Lastly, there’s Kiaran, or as Gillian and I like to call him, “KIAAAAARAAAAAAAAAN.” What a dreamboat. He’s the bad-boy side of this supposed love triangle. If Gavin is Aileana’s pure and innocent past, Kiaran is her dark and dangerous future. Kiaran is one of the most powerful types of faerie, a daoine sith, and hunts down his own kind for reasons of his own. Nowhere is Kiaran framed as the safe choice or even necessarily the best choice. However, he offers what Gavin cannot. He sees Aileana’s rage and thirst for revenge and accepts them in a way that Gavin simply can’t. In this equation, Kiaran is the best parts of the Darkling, Warner, Jack Dandy, and Morpheus, Aileana’s guide as she does what must be done.
Despite how it appears, I must stress again that this book does not contain an actual love triangle. The storyline may trend that way in later books, but it does not do so now. Even if it did, I still think readers will enjoy this book. Each boy plays his part (Loyal Friend, Good Boy, Bad Boy), but each part contains pleasant deviations from the standard form. You might think you know how each boy will react—who will be jealous of whom and how, who will attempt to control Aileana, etc.—but you can’t. Aileana is not the one to change Kiaran’s black heart. Gavin isn’t constantly playing the white knight and saving her from danger. Aileana doesn’t whine, wheedle, or manipulate the boys to do what she wants. It’s wonderful!
5. The ending. I’ve heard other people didn’t like how abrupt it was.
I’ll give you this one. The ending was rather abrupt. I liked it, because it left me with a jolt of character development that I wasn’t expecting, but it definitely killed me in the “Oh my gosh, give me the next book NOW” sort of way. What can ya do?
I strongly encourage you all to read this book. If I may quote my own Goodreads status, this book is like popcorn. Delicious, adrenaline-laced, pixie dust-flavored popcorn. It’s ridiculously addictive in the best way.

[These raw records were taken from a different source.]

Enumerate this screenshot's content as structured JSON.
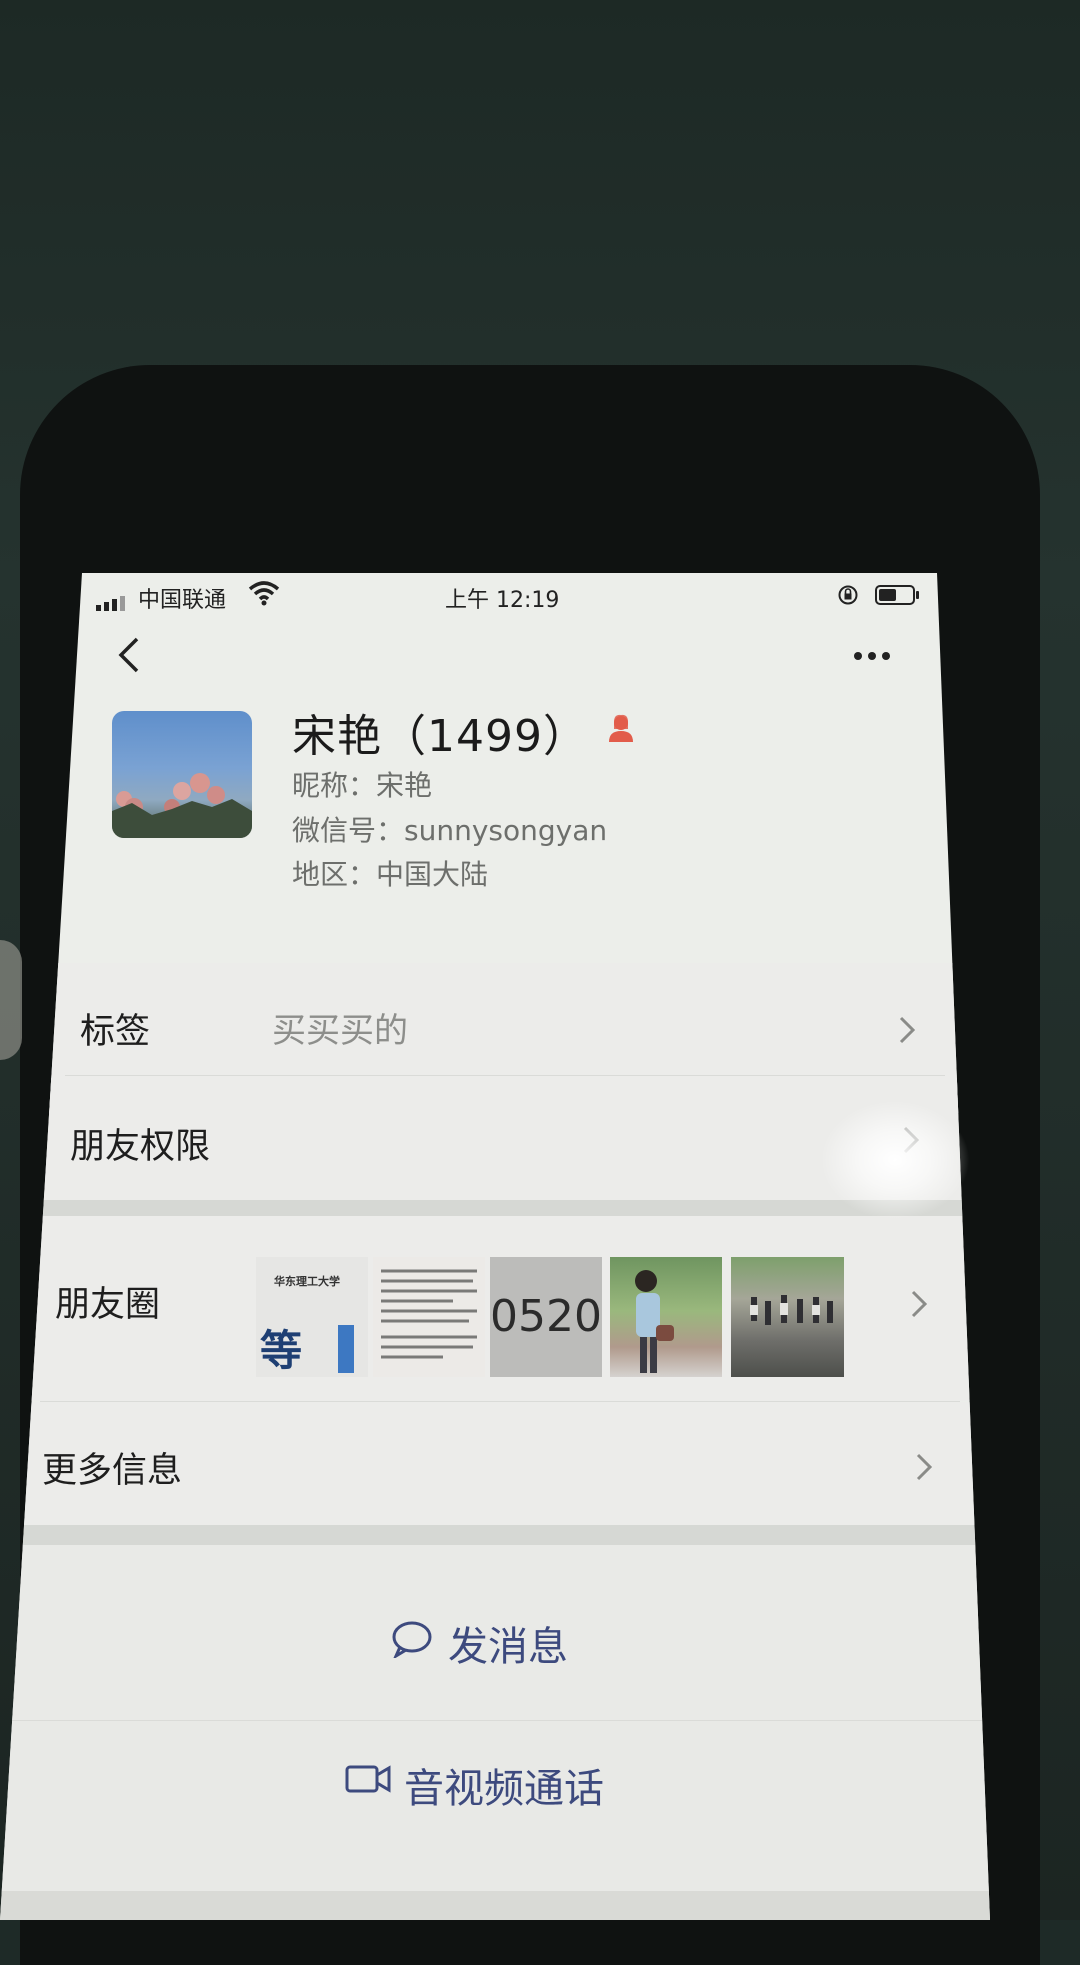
{
  "status_bar": {
    "carrier": "中国联通",
    "time": "上午 12:19"
  },
  "profile": {
    "name": "宋艳（1499）",
    "nickname": "昵称：宋艳",
    "wechat_id": "微信号：sunnysongyan",
    "region": "地区：中国大陆",
    "gender_icon": "female-icon"
  },
  "rows": {
    "tags": {
      "label": "标签",
      "value": "买买买的"
    },
    "permissions": {
      "label": "朋友权限"
    },
    "moments": {
      "label": "朋友圈",
      "thumb_1_title": "华东理工大学",
      "thumb_1_text": "等",
      "thumb_3_text": "0520"
    },
    "more_info": {
      "label": "更多信息"
    }
  },
  "actions": {
    "message": "发消息",
    "call": "音视频通话"
  },
  "colors": {
    "accent": "#3d4a7e",
    "gender": "#e25c4a"
  }
}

The moment I have money to spend, it will go toward obtaining this book, and from me, there’s no higher praise.
Favorite Non-Spoilery Quotes:
“You know my mother thinks the waltz is indecent.”
“Your mother would find the sight of a chair leg indecent.”
When Dante described the circles of Hell, he clearly forgot the one where a hungry pixie sits on one’s shoulder for eternity.
“My ears are bleeding. I have a nasty headache. I’m trapped in a room with a murderous faery and I blame you.”
“Perhaps it’s a honey-ache. That’s the result of eating too much of what isn’t yours.”
“But your friend offered it. So she might not have explicitly said, ‘Derrick, please eat all of the honey in my kitchen,’ but it was implied by the mere fact that she has a kitchen.”
“Well, I can safely say that I’ve never experienced a more exciting two days. I suppose I should send a note before seeing you again. ‘Are you in the company of any creature liable to attack me unprovoked? I can visit later.’”
Points Added For: Aileana, Derrick, Kiaran, Gavin; a fresh, less stereotypical twist on character tropes; Aileana’s inventive streak; subtle steampunkery; a great mix of humor, tension, and sexiness.
Points Subtracted For: A really abrupt ending, I guess.
Good For Fans Of: Faeries, bad boys, good boys, funny and supportive boys, girls who kick butt, smart girls, historical Scotland, light steampunk.
Notes For Parents: Language (I think), making out, death....more